• helping others to cheat,
• unauthorized changes on official documents,
• pretending to be someone else or having someone else pretend to be you,
• making or accepting bribes, special favors, or threats, and
• any other behavior that violates academic integrity.

There are serious consequences to violations of the academic integrity policy. Oakton's policies and procedures provide students a fair hearing if a complaint is made against you. If you are found to have violated the policy, the minimum penalty is failure on the assignment and, a disciplinary record will be established and kept on file in the office of the Vice President for Student Affairs for a period of 3 years.

Please review the Code of Academic Conduct and the Code of Student Conduct, both located online at

VI.   Sequence of Topics

The Role of Marketing in Non-Profit Management
The Customer-Focused Non-profit
Delivering Motivating Messages
Principals of Powerful Design
Word-of-Mouth Strategies and Community Relations
Building Financial Resources for Non-Profits
Building a Strong Boards of Directors
Recruiting and Motivating Volunteers

VII.  Methods of Instruction

Presentation will include lecture, class discussion, readings, guest speakers, exercises and case studies.
Course may be taught as face-to-face, hybrid or online course.

VIII. Course Practices Required

Reading assignments
Written assignments
Oral presentations
Case Studies

CLASS PROJECT:   Identify one "customer group" that your organization could benefit from reaching better. [If you are not currently involved with a non-profit organization, select an organization you know about]. Use simple research technique(s) to find out more about them.  Then develop a marketing plan, based on the techniques discussed during class, to reach them.  The plan should be no more than 3-4 pages in length.  A format will be provided.

Course may be taught as face-to-face, hybrid or online course.

IX.   Instructional Materials

Note: Current textbook information for each course and section is available on Oakton's Schedule of Classes.

Required Texts:
“Social Marketing: Improving the Quality of Life”  by Philip Kotler, Ned Roberto, Nancy Lee; Sage Publications; 2nd edition (March 19, 2002)
“The Tipping Point: How Little Things Can Make A Big Difference,”  Malcolm Gladwell,  Little Brown, 2002

Books are available at most bookstores or

X.    Methods of Evaluating Student Progress

Grades are based on written assignments, classroom presentations, case briefs and attendance

20% Participation
40% Class Assignments
40% Final Class Project and Presentation


XI.   Other Course Information

If you have a documented learning, psychological, or physical disability you may be entitled to reasonable academic accommodations or services. To request accommodations or services, contact the Access and Disability Resource Center at the Des Plaines or Skokie campus. All students are expected to fulfill essential course requirements. The College will not waive any essential skill or requirement of a course or degree program.

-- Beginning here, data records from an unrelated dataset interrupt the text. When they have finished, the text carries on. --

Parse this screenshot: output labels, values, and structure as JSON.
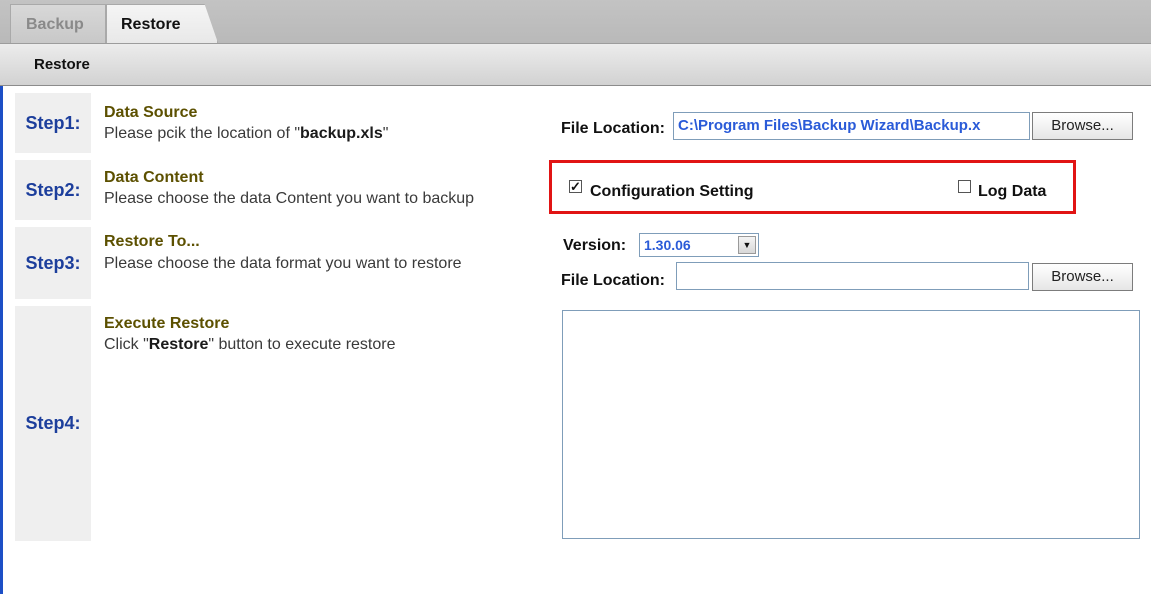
{
  "tabs": {
    "backup": "Backup",
    "restore": "Restore"
  },
  "toolbar": {
    "title": "Restore"
  },
  "steps": [
    {
      "label": "Step1:",
      "title": "Data Source",
      "desc_pre": "Please pcik the location of \"",
      "desc_bold": "backup.xls",
      "desc_post": "\""
    },
    {
      "label": "Step2:",
      "title": "Data Content",
      "desc": "Please choose the data Content you want to backup"
    },
    {
      "label": "Step3:",
      "title": "Restore To...",
      "desc": "Please choose the data format you want to restore"
    },
    {
      "label": "Step4:",
      "title": "Execute Restore",
      "desc_pre": "Click \"",
      "desc_bold": "Restore",
      "desc_post": "\" button to execute restore"
    }
  ],
  "source": {
    "file_location_label": "File Location:",
    "file_location_value": "C:\\Program Files\\Backup Wizard\\Backup.x",
    "browse_label": "Browse..."
  },
  "content": {
    "config_label": "Configuration Setting",
    "config_checked": true,
    "log_label": "Log Data",
    "log_checked": false
  },
  "restore_to": {
    "version_label": "Version:",
    "version_value": "1.30.06",
    "file_location_label": "File Location:",
    "file_location_value": "",
    "browse_label": "Browse..."
  },
  "colors": {
    "step_label": "#1c3e9c",
    "highlight": "#e11414",
    "input_text": "#2a5bd8"
  }
}
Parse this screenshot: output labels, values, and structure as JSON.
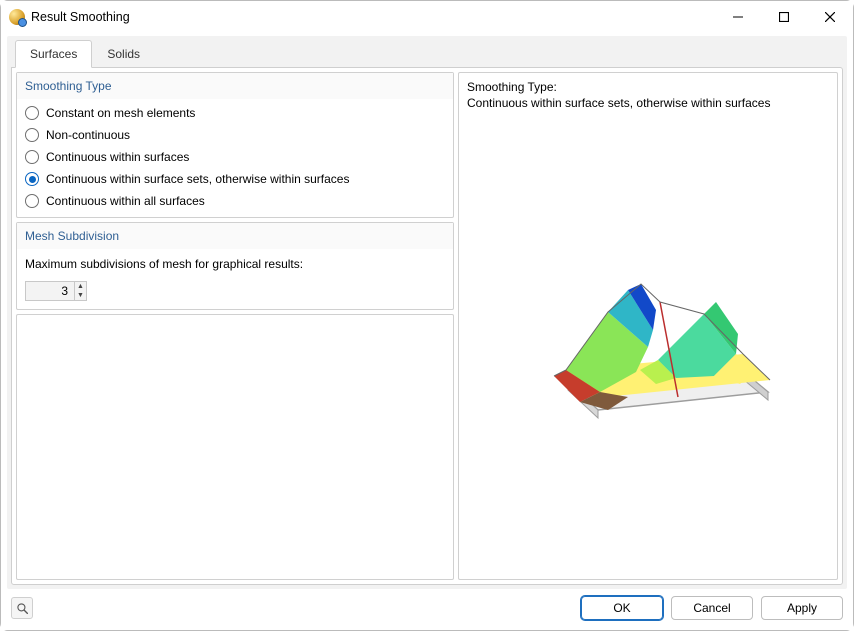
{
  "window": {
    "title": "Result Smoothing"
  },
  "tabs": {
    "surfaces": "Surfaces",
    "solids": "Solids"
  },
  "smoothing": {
    "header": "Smoothing Type",
    "options": [
      "Constant on mesh elements",
      "Non-continuous",
      "Continuous within surfaces",
      "Continuous within surface sets, otherwise within surfaces",
      "Continuous within all surfaces"
    ],
    "selected_index": 3
  },
  "subdivision": {
    "header": "Mesh Subdivision",
    "label": "Maximum subdivisions of mesh for graphical results:",
    "value": "3"
  },
  "preview": {
    "label": "Smoothing Type:",
    "desc": "Continuous within surface sets, otherwise within surfaces"
  },
  "buttons": {
    "ok": "OK",
    "cancel": "Cancel",
    "apply": "Apply"
  }
}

Oakton Community College is committed to maintaining a campus environment emphasizing the dignity and worth of all members of the community, and complies with all federal and state Title IX requirements.

Resources and support for
  • pregnancy-related and parenting accommodations; and
  • victims of sexual misconduct
can be found at

Resources and support for LGBTQ+ students can be found at

Electronic video and/or audio recording is not permitted during class unless the student obtains written permission from the instructor. In cases where recordings are allowed, such content is restricted to personal use only. Any distribution of such recordings is strictly prohibited. Personal use is defined as use by an individual student for the purpose of studying or completing course assignments.

For students who have been approved for audio and/or video recording of lectures and other classroom activities as a reasonable accommodation by Oakton’s Access Disabilities Resource Center (ADRC), applicable federal law requires instructors to permit those recordings. Such recordings are also limited to personal use. Any distribution of such recordings is strictly prohibited.

Violation of this policy will result in disciplinary action through the Code of Student Conduct.